A record 5.6% of U.S. adults identify as LGBTQ, up from 4.5% in 2017: Gallup


An increasing number of people in the U.S. identify as LGBTQ, according to a new survey published Wednesday by Gallup.

In its latest update on LGBTQ identification, the analytics giant estimated that 5.6% of adults self-identify as lesbian, gay, bisexual, transgender or queer.

The number represents a rise of more than one percentage point since the last time the survey was conducted.

In 2017, researchers found that 4.5% of the U.S. population identified as non-heterosexual, showing a trend growing since Gallup started tracking identification in 2012, when 3.5% said they identified as LGBTQ.

The data “reflects what we are seeing in society and the way society is changing,” Gallup senior editor Jeff Jones said, according to USA Today.

The results of the survey were based on answers of more than 15,000 people, aged 18 and older, in interviews that were conducted in 2020.

According to researchers, 86.7% people said they were heterosexual or straight, and 7.6% didn’t answer the question about their sexual orientation.

Respondents were allowed to give multiple responses when describing their sexual identification.

Among the respondents who identified as LGBTQ, more than half of them (54.6%) said they were bisexual. About a quarter (24.5%) identified as gay, 11.7% responded lesbian and 11.3% said they were transgender.

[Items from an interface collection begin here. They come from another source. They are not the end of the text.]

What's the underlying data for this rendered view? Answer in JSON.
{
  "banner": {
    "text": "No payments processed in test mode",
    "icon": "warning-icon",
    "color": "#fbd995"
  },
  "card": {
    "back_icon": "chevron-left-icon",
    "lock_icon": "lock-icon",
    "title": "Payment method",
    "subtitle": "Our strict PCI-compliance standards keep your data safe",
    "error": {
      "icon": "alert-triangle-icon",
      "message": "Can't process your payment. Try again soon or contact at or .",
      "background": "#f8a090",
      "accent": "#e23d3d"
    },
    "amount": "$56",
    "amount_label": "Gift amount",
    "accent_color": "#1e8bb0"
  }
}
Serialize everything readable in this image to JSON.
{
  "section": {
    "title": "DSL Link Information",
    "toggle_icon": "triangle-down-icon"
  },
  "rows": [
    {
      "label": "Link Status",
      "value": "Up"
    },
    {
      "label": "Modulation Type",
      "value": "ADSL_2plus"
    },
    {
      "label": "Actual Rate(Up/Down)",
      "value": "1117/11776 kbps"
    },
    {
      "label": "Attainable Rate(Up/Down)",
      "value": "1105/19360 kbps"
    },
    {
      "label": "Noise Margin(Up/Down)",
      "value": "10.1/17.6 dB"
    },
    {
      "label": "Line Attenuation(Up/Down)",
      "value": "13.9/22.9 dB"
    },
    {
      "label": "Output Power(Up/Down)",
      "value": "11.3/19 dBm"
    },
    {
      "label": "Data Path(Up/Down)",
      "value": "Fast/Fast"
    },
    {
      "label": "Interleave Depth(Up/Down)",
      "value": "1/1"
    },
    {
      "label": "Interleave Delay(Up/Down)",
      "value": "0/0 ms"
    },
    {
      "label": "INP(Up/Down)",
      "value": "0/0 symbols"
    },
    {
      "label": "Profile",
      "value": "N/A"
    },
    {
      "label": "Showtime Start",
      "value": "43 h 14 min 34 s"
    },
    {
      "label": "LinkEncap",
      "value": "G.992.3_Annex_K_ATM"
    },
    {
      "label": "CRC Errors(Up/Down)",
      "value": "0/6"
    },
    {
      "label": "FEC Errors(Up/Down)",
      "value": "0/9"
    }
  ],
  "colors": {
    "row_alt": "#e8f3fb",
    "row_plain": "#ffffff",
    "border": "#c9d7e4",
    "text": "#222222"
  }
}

“An additional 3.3% volunteer another non-heterosexual preference or term to describe their sexual orientation, such as queer or same-gender-loving,” Gallup reported.

Age seems to be a major contributor for LGBTQ identification.

“One of the main reasons LGBT identification has been increasing over time is that younger generations are far more likely to consider themselves to be something other than heterosexual,” researchers noted, which includes 15.9% of Generation Z (those born between 1997 and 2002).

In contrast, for people born before 1965, that rate dropped to 2% or lower.